Fed up with malicious comments and anti-Google flaming, the company's celebrated VP of engineering Adam Bosworth has more or less given up posting to his personal blog, but yesterday he made a small exception.
The post links to an audio recording of his presentation at Salesforce.com's Dreamforce conference earlier this month, in which he talks about the notion of 'Intelligent Reaction' as one of the distinctive characteristics of on-demand providers such as Salesforce.com (and indeed Google).
I've transcribed a few passages here because it echoes several of the themes I've blogged over the past few weeks, such as customer focus and avoiding what I've called the 'command economy' model of conventional software development. The other factor he brings out is a commitment to an iterative approach that continually delivers features to users and tests their reactions before deciding whether to continue in a particular direction. This is one of the most distinctive characteristics of on-demand developers and product managers, he says:

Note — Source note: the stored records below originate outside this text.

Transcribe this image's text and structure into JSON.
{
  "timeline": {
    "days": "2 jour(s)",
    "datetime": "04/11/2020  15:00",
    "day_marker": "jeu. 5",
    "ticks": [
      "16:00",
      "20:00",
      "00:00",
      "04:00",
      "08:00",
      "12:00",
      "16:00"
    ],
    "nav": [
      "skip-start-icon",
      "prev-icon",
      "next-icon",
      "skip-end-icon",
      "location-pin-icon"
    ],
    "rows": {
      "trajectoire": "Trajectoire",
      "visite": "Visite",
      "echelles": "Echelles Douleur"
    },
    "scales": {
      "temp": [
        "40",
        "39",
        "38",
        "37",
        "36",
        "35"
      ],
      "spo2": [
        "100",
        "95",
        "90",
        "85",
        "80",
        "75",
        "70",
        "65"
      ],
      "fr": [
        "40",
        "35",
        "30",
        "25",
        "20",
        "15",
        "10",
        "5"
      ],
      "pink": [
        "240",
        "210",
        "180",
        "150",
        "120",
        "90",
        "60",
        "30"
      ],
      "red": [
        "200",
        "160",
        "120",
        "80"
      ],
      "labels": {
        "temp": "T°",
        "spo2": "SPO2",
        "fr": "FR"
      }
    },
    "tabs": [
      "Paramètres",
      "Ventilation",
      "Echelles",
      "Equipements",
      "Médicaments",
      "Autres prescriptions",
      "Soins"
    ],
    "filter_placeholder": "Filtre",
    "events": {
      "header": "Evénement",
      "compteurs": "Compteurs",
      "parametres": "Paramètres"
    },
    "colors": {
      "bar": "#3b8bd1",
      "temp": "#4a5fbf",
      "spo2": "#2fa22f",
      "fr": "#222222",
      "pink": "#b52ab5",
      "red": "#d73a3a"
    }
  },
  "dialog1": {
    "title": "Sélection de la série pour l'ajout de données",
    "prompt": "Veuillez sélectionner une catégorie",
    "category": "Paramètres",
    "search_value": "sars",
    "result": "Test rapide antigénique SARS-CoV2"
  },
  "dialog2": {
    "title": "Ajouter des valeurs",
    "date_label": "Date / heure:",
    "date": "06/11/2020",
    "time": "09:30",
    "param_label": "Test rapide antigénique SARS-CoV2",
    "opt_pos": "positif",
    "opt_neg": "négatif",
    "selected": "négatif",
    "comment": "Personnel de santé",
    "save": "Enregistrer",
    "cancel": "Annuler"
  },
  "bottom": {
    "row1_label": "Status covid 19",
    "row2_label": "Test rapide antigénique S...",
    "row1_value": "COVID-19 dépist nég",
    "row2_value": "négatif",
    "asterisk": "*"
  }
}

"They are very intimately involved with operational data. They are trying things out. Rather than figuring out for two years what you might want, and then spending another two years building it, and then spending a year trying to figure out, maybe it'll work for you — or more likely just ignore you — they're trying it after two weeks and then watching with fascination to see how many people actually used it and [saying] 'Oh, good that one looks like it's working for people, let's do more of that' — or 'No, that one's not actually working. It seemed like a good idea, but no one wants it. Let's not do more of that.'
"... A model like that, where you watch, you try things out, you learn and you iterate, is a model that very quickly stays in touch with what you want."
This principle of delivering working software frequently is of course very similar to that put forward by the proponents of agile development. But on-demand vendors get an extra insight from operating the software in their own data centers, because they can monitor exactly how the applications are used in the field. This means the iterative development process effectively becomes never-ending (ie, you move from design time through runtime into a continuous state of what in my Loosely Coupled blog earlier this week I called change time). Rather than sitting in ivory towers designing applications that may or may not match users' needs, on-demand vendors therefore have to "run like mad" to keep pace with those needs as they continue to evolve, says Bosworth:
"... Software is not about intelligent design, it's about intelligent reaction. It's about figuring out what works for people — which will change over time, as costs go down, as mobile VoIP phones suddenly become pervasive — the things that we need to do for you will not be the same as the things we needed to do for you before a laptop was the standard operating piece of equipment for everybody, which was not the same as when you installed enormous disks that were 100k disks. You have to learn and you have to change with the times. You have to follow your customers in real-time."
Salesforce.com is successful, he concludes, in part because, "The company does not obsess about the grand plan. Because you know what? Like all grand plans, it doesn't survive the encounter with reality, and it is reality, not the grand plan, that matters."